▼

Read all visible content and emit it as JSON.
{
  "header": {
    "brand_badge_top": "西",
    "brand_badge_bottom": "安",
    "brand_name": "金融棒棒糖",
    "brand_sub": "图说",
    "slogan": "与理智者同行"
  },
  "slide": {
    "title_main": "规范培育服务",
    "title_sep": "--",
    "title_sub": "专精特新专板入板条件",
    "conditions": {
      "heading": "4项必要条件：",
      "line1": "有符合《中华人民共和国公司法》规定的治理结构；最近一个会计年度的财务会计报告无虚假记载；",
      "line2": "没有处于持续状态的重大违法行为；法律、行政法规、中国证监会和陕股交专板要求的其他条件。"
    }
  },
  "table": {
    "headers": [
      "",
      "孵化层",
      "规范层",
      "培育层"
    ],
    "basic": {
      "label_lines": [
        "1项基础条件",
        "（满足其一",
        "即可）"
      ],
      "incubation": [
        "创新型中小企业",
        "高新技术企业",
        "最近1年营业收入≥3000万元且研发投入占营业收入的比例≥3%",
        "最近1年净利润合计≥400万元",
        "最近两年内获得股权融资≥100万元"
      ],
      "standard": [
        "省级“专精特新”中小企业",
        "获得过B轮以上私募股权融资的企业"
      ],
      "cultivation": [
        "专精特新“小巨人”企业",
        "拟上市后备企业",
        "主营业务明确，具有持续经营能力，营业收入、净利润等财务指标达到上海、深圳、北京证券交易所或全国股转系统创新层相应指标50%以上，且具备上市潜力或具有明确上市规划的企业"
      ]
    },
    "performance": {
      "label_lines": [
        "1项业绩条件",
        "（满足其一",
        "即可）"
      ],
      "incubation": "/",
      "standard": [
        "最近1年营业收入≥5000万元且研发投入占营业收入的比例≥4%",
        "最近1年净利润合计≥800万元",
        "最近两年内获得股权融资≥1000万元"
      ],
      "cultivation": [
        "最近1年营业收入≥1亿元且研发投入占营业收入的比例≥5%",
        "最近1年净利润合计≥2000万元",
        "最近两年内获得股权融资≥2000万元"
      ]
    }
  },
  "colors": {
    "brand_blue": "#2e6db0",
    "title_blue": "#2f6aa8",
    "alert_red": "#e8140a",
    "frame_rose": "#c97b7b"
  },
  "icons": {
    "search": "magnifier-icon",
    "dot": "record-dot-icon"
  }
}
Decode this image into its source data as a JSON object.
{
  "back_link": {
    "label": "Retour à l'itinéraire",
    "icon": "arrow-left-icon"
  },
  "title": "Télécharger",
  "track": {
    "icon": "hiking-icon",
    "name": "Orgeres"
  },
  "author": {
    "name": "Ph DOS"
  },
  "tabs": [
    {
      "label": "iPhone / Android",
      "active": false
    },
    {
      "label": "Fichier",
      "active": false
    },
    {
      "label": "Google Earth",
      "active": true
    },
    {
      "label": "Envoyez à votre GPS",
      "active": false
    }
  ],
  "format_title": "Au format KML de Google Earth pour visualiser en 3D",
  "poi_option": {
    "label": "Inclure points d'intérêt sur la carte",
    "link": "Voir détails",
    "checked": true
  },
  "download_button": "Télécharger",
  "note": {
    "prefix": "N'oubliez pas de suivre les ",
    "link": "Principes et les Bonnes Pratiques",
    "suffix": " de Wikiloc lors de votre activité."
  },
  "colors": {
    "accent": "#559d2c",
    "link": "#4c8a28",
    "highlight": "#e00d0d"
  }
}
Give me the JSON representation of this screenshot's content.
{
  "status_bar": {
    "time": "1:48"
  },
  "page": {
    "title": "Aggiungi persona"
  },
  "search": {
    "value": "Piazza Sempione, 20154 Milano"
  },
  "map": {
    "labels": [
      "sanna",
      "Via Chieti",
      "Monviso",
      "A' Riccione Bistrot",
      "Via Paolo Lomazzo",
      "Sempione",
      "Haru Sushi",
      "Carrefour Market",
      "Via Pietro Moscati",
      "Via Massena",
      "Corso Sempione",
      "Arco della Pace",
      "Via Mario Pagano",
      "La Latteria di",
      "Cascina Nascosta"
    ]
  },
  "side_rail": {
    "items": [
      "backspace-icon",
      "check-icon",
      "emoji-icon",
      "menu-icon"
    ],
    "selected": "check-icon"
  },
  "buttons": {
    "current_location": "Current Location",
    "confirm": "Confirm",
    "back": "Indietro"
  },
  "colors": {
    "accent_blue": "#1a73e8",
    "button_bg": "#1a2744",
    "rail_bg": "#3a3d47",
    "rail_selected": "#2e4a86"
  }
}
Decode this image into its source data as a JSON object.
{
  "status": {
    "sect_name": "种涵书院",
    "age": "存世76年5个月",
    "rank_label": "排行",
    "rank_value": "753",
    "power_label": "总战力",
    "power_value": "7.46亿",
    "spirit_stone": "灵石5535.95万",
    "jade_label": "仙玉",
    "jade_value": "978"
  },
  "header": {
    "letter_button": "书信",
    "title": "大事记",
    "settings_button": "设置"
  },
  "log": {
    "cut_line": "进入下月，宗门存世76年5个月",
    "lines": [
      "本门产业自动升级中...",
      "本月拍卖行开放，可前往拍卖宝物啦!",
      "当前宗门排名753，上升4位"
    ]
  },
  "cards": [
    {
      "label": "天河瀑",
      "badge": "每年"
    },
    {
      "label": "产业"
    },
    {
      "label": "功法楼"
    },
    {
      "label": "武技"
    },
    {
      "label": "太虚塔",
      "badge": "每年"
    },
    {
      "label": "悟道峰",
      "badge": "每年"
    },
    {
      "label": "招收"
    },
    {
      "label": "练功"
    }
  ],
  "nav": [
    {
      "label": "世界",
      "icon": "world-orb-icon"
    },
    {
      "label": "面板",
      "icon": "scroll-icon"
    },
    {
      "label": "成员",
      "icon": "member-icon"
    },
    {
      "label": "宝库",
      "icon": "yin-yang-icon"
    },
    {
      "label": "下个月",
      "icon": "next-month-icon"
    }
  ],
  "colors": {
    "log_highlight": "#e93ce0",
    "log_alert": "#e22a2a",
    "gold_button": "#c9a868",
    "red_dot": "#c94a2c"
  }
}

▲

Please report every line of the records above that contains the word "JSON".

## RESULT OF THIS EXERCISE
Read all visible content and emit it as JSON.
Decode this image into its source data as a JSON object.
Give me the JSON representation of this screenshot's content.
Decode this image into its source data as a JSON object.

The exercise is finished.